**Task instructions:** Would you please give all the lines below again, exactly as they stand?

**Records supplied:**
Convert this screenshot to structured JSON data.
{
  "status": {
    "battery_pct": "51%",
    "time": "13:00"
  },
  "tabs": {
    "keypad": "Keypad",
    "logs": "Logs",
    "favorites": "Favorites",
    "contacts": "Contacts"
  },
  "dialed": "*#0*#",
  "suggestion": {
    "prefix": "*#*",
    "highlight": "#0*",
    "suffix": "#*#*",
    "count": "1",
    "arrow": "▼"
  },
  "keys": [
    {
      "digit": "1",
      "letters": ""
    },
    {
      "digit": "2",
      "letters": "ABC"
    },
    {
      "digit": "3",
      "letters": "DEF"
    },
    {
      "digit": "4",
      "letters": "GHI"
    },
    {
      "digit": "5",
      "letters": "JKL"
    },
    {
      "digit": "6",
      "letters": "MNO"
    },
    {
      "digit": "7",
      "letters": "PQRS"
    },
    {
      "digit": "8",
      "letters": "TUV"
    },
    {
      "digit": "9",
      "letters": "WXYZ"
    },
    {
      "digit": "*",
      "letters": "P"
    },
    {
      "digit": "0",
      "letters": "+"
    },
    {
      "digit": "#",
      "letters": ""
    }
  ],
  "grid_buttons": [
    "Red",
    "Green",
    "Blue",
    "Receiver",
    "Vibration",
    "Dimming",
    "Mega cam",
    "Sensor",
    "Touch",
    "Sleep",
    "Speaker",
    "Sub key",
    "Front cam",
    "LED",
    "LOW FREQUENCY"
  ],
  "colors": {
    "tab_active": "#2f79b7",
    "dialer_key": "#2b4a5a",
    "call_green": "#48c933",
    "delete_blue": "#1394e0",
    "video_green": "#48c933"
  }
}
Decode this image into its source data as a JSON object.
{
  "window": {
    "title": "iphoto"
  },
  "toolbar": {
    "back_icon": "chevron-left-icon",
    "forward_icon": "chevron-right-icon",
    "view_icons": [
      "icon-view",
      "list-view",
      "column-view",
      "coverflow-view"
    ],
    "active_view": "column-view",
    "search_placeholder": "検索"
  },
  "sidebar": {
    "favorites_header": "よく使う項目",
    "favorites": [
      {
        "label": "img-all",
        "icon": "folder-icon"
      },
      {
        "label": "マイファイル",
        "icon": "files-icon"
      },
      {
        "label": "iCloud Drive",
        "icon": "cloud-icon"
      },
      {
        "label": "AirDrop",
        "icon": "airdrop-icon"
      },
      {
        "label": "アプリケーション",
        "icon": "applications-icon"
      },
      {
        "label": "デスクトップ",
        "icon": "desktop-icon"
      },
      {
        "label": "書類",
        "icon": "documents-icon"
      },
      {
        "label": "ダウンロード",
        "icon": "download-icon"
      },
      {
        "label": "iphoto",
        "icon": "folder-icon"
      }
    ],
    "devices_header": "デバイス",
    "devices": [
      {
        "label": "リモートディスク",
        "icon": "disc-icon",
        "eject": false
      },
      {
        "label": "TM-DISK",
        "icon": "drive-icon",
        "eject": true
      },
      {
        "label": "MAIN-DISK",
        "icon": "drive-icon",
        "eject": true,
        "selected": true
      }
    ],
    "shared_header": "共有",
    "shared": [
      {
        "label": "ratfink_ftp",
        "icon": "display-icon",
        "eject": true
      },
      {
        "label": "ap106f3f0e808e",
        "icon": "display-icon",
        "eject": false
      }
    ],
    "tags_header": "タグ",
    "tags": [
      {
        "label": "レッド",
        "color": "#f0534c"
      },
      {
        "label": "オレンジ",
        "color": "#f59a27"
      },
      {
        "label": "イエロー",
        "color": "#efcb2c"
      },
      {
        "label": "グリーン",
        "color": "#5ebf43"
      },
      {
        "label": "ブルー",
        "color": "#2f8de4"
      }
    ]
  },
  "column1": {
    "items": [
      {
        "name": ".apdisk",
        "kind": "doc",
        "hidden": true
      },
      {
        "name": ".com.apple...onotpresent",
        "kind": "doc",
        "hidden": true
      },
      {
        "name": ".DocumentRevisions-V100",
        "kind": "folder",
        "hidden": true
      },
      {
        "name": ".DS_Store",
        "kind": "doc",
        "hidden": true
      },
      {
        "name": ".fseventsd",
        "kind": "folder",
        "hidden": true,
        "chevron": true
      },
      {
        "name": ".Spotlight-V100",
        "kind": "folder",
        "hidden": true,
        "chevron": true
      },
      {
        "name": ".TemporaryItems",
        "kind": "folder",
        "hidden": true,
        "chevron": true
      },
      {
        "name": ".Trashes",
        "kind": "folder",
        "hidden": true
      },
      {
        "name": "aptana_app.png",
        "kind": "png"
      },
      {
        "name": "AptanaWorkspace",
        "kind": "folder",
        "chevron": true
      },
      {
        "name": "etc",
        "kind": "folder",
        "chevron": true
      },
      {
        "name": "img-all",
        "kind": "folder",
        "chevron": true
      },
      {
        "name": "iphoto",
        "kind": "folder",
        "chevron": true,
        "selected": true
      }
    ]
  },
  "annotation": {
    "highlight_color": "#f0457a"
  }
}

**Reply to the task:**
Convert this screenshot to structured JSON data.
{
  "status": {
    "battery_pct": "51%",
    "time": "13:00"
  },
  "tabs": {
    "keypad": "Keypad",
    "logs": "Logs",
    "favorites": "Favorites",
    "contacts": "Contacts"
  },
  "dialed": "*#0*#",
  "suggestion": {
    "prefix": "*#*",
    "highlight": "#0*",
    "suffix": "#*#*",
    "count": "1",
    "arrow": "▼"
  },
  "keys": [
    {
      "digit": "1",
      "letters": ""
    },
    {
      "digit": "2",
      "letters": "ABC"
    },
    {
      "digit": "3",
      "letters": "DEF"
    },
    {
      "digit": "4",
      "letters": "GHI"
    },
    {
      "digit": "5",
      "letters": "JKL"
    },
    {
      "digit": "6",
      "letters": "MNO"
    },
    {
      "digit": "7",
      "letters": "PQRS"
    },
    {
      "digit": "8",
      "letters": "TUV"
    },
    {
      "digit": "9",
      "letters": "WXYZ"
    },
    {
      "digit": "*",
      "letters": "P"
    },
    {
      "digit": "0",
      "letters": "+"
    },
    {
      "digit": "#",
      "letters": ""
    }
  ],
  "grid_buttons": [
    "Red",
    "Green",
    "Blue",
    "Receiver",
    "Vibration",
    "Dimming",
    "Mega cam",
    "Sensor",
    "Touch",
    "Sleep",
    "Speaker",
    "Sub key",
    "Front cam",
    "LED",
    "LOW FREQUENCY"
  ],
  "colors": {
    "tab_active": "#2f79b7",
    "dialer_key": "#2b4a5a",
    "call_green": "#48c933",
    "delete_blue": "#1394e0",
    "video_green": "#48c933"
  }
}
Decode this image into its source data as a JSON object.
{
  "window": {
    "title": "iphoto"
  },
  "toolbar": {
    "back_icon": "chevron-left-icon",
    "forward_icon": "chevron-right-icon",
    "view_icons": [
      "icon-view",
      "list-view",
      "column-view",
      "coverflow-view"
    ],
    "active_view": "column-view",
    "search_placeholder": "検索"
  },
  "sidebar": {
    "favorites_header": "よく使う項目",
    "favorites": [
      {
        "label": "img-all",
        "icon": "folder-icon"
      },
      {
        "label": "マイファイル",
        "icon": "files-icon"
      },
      {
        "label": "iCloud Drive",
        "icon": "cloud-icon"
      },
      {
        "label": "AirDrop",
        "icon": "airdrop-icon"
      },
      {
        "label": "アプリケーション",
        "icon": "applications-icon"
      },
      {
        "label": "デスクトップ",
        "icon": "desktop-icon"
      },
      {
        "label": "書類",
        "icon": "documents-icon"
      },
      {
        "label": "ダウンロード",
        "icon": "download-icon"
      },
      {
        "label": "iphoto",
        "icon": "folder-icon"
      }
    ],
    "devices_header": "デバイス",
    "devices": [
      {
        "label": "リモートディスク",
        "icon": "disc-icon",
        "eject": false
      },
      {
        "label": "TM-DISK",
        "icon": "drive-icon",
        "eject": true
      },
      {
        "label": "MAIN-DISK",
        "icon": "drive-icon",
        "eject": true,
        "selected": true
      }
    ],
    "shared_header": "共有",
    "shared": [
      {
        "label": "ratfink_ftp",
        "icon": "display-icon",
        "eject": true
      },
      {
        "label": "ap106f3f0e808e",
        "icon": "display-icon",
        "eject": false
      }
    ],
    "tags_header": "タグ",
    "tags": [
      {
        "label": "レッド",
        "color": "#f0534c"
      },
      {
        "label": "オレンジ",
        "color": "#f59a27"
      },
      {
        "label": "イエロー",
        "color": "#efcb2c"
      },
      {
        "label": "グリーン",
        "color": "#5ebf43"
      },
      {
        "label": "ブルー",
        "color": "#2f8de4"
      }
    ]
  },
  "column1": {
    "items": [
      {
        "name": ".apdisk",
        "kind": "doc",
        "hidden": true
      },
      {
        "name": ".com.apple...onotpresent",
        "kind": "doc",
        "hidden": true
      },
      {
        "name": ".DocumentRevisions-V100",
        "kind": "folder",
        "hidden": true
      },
      {
        "name": ".DS_Store",
        "kind": "doc",
        "hidden": true
      },
      {
        "name": ".fseventsd",
        "kind": "folder",
        "hidden": true,
        "chevron": true
      },
      {
        "name": ".Spotlight-V100",
        "kind": "folder",
        "hidden": true,
        "chevron": true
      },
      {
        "name": ".TemporaryItems",
        "kind": "folder",
        "hidden": true,
        "chevron": true
      },
      {
        "name": ".Trashes",
        "kind": "folder",
        "hidden": true
      },
      {
        "name": "aptana_app.png",
        "kind": "png"
      },
      {
        "name": "AptanaWorkspace",
        "kind": "folder",
        "chevron": true
      },
      {
        "name": "etc",
        "kind": "folder",
        "chevron": true
      },
      {
        "name": "img-all",
        "kind": "folder",
        "chevron": true
      },
      {
        "name": "iphoto",
        "kind": "folder",
        "chevron": true,
        "selected": true
      }
    ]
  },
  "annotation": {
    "highlight_color": "#f0457a"
  }
}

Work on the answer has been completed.